Task to complete: The lines of the records that include "data" should all be copied.

┌─ Exercise material

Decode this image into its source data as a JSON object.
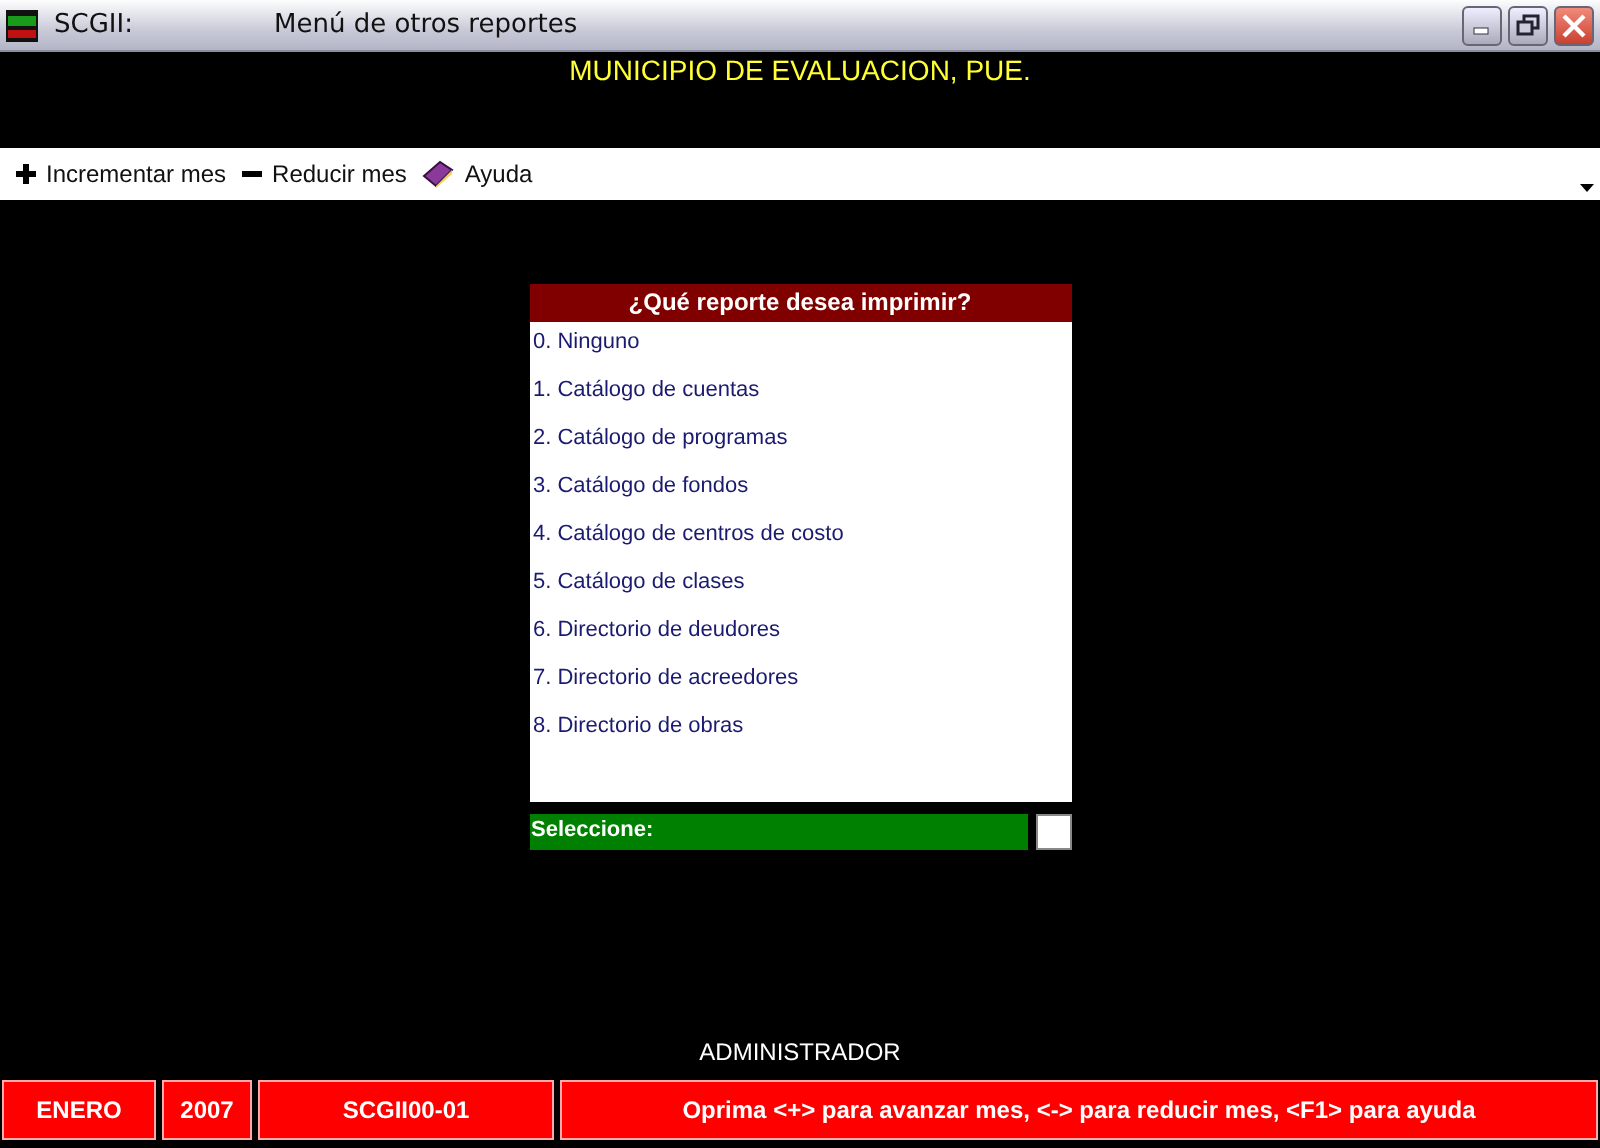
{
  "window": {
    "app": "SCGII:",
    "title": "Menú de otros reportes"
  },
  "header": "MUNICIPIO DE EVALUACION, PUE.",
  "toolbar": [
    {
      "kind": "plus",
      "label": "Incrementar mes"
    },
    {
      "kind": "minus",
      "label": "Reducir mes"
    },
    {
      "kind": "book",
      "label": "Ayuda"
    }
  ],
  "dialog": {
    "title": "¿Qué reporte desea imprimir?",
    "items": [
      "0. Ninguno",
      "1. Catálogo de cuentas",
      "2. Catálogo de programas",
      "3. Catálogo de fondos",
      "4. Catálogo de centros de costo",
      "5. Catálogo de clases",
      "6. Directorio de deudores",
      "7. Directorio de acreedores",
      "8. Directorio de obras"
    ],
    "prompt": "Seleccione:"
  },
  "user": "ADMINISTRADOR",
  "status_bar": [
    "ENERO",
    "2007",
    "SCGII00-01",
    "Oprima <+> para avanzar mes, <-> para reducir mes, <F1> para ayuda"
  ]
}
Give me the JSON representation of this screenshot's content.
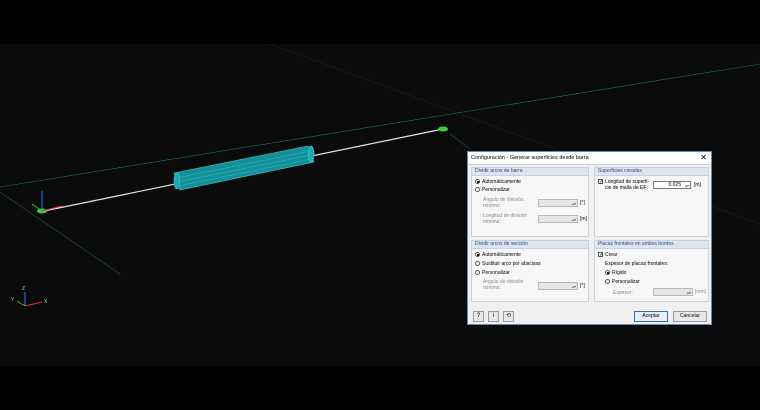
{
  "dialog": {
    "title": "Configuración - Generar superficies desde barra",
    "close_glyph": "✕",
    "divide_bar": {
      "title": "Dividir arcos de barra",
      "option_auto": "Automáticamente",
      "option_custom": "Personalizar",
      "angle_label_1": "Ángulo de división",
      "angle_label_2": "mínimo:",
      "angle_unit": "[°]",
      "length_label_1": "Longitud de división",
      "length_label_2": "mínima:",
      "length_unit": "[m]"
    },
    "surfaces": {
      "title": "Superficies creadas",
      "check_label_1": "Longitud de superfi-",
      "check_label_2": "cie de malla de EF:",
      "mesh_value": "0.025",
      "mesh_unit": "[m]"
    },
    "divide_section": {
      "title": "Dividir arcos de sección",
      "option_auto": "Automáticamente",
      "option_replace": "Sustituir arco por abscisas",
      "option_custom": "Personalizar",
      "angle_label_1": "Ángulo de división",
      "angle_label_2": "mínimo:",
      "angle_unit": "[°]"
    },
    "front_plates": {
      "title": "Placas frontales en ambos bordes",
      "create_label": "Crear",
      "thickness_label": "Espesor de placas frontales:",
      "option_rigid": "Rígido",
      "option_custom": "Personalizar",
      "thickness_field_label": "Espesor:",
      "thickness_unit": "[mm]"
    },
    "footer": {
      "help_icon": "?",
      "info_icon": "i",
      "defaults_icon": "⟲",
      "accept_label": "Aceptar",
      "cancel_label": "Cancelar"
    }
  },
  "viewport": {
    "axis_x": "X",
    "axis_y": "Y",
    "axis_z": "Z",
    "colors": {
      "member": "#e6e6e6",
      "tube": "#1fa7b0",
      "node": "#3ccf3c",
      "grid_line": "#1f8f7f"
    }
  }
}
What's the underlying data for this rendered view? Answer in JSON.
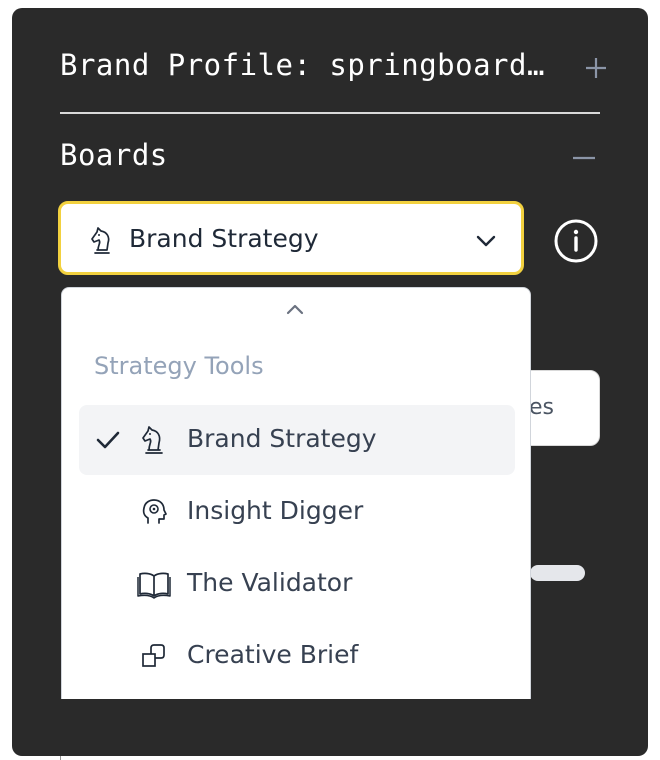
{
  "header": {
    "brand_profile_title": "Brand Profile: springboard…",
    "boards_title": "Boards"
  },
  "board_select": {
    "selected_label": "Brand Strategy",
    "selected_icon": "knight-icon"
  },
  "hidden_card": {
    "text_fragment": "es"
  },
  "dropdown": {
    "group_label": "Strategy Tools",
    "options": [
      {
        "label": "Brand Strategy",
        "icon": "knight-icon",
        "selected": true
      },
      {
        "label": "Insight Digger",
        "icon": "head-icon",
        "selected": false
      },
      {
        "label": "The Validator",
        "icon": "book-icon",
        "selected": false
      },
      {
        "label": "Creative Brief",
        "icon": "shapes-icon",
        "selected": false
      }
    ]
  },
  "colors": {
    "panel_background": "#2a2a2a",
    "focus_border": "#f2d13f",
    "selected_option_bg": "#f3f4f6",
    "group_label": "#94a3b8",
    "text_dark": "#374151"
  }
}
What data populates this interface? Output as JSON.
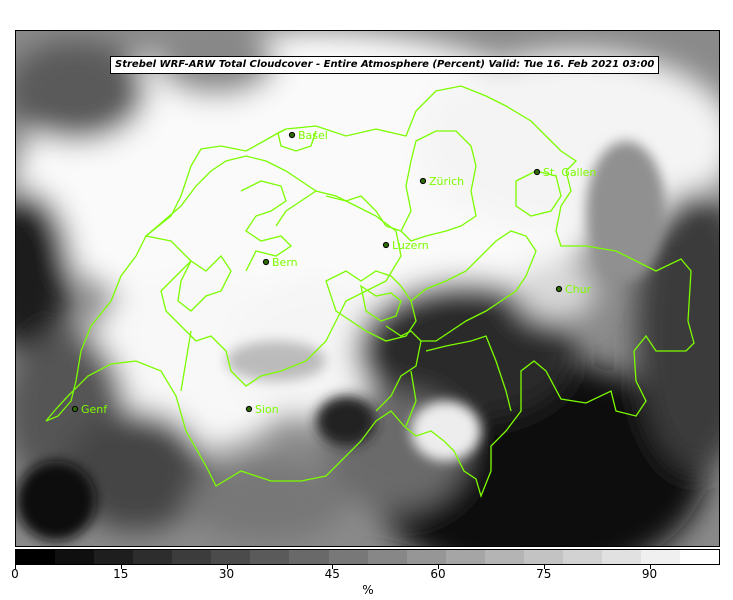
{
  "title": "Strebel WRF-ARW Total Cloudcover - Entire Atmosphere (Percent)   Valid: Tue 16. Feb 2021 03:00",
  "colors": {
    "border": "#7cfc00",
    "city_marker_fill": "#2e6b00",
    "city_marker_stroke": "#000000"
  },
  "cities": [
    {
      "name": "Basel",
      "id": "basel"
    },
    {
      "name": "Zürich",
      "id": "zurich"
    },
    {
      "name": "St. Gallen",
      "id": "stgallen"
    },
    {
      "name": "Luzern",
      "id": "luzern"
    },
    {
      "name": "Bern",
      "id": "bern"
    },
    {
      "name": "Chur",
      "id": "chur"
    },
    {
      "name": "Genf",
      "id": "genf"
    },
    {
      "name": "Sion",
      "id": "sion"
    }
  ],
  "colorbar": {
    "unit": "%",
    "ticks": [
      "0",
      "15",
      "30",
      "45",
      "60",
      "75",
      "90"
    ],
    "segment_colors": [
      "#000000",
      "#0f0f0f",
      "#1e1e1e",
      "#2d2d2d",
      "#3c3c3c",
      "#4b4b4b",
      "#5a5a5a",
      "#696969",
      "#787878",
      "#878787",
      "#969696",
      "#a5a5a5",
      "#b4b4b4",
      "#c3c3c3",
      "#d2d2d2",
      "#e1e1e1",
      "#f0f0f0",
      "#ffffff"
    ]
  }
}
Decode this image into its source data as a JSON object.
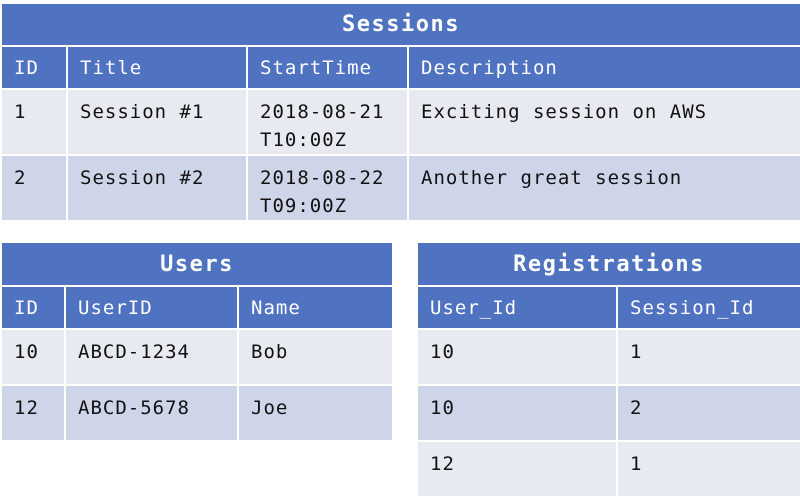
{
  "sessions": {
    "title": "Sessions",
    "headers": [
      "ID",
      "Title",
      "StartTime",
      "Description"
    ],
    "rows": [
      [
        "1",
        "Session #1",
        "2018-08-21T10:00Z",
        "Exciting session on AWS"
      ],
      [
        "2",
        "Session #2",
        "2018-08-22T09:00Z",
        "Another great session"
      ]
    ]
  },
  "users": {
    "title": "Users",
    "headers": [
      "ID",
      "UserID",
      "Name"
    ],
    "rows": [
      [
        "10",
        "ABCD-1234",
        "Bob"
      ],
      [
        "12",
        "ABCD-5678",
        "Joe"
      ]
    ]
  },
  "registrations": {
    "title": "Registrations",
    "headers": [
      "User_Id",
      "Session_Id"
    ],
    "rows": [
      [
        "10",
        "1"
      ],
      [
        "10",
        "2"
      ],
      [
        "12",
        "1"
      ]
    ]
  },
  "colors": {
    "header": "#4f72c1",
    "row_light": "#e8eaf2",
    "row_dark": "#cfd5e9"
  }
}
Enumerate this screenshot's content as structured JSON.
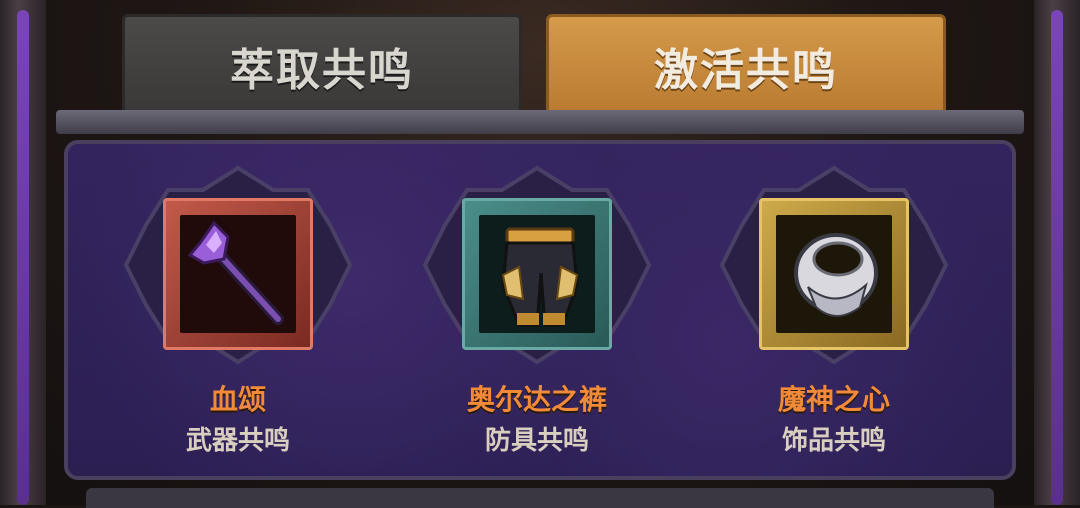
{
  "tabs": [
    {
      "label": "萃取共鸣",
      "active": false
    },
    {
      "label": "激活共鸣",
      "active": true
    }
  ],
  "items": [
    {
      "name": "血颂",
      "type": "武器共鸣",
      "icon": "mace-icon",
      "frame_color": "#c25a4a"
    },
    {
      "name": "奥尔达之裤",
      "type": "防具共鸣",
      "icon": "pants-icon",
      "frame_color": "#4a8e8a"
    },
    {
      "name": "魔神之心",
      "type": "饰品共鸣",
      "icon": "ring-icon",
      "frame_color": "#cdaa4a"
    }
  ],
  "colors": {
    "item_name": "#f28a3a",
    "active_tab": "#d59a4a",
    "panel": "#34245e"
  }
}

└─

Exercise output:
Decode this image into its source data as a JSON object.
What's the underlying data for this rendered view? Answer in JSON.
What data populates this interface? Output as JSON.
Decode this image into its source data as a JSON object.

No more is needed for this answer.